## What is needed
Search the entries below for the word "JuleWasabi" and copy each line that has it.

(Data)

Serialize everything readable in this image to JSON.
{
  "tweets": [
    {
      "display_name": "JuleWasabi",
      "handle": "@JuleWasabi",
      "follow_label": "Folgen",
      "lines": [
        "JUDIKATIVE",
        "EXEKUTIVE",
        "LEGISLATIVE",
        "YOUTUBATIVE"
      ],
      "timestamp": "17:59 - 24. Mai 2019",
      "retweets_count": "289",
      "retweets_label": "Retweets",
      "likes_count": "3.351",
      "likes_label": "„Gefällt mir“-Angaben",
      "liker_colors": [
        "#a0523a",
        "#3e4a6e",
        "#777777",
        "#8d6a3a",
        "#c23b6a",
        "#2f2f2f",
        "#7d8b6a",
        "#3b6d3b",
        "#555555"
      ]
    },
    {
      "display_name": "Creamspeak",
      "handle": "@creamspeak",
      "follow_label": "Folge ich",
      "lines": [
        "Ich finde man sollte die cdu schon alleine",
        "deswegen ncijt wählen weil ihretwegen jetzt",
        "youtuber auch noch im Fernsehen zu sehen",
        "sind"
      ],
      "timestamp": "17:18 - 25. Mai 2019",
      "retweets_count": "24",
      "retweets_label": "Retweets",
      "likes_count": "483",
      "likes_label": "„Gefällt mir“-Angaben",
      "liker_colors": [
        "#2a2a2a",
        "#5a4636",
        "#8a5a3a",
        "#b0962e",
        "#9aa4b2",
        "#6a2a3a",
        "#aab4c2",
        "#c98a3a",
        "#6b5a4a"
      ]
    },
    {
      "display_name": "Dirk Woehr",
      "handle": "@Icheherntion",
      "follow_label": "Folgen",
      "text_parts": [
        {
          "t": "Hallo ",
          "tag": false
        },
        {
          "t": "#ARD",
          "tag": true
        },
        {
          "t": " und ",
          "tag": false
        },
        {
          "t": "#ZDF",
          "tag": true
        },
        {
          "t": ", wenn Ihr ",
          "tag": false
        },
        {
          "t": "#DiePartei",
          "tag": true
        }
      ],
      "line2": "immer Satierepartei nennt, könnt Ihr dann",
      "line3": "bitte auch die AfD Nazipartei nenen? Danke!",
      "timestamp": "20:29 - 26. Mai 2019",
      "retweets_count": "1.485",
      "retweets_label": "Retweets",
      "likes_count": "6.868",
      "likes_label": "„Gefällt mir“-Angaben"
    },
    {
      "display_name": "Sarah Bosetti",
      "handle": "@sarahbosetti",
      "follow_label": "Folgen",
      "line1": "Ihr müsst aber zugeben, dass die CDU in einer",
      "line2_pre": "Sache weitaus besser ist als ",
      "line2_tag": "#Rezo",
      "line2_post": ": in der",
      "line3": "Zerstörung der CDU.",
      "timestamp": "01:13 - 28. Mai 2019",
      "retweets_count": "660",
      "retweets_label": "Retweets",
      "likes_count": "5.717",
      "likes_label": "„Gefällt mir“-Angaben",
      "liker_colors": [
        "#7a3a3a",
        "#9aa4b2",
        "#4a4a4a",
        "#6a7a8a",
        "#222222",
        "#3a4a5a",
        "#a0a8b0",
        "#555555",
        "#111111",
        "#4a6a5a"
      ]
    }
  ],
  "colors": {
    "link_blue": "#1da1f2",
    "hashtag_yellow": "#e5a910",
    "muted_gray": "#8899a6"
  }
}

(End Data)

## Exercise output
      "display_name": "JuleWasabi",
      "handle": "@JuleWasabi",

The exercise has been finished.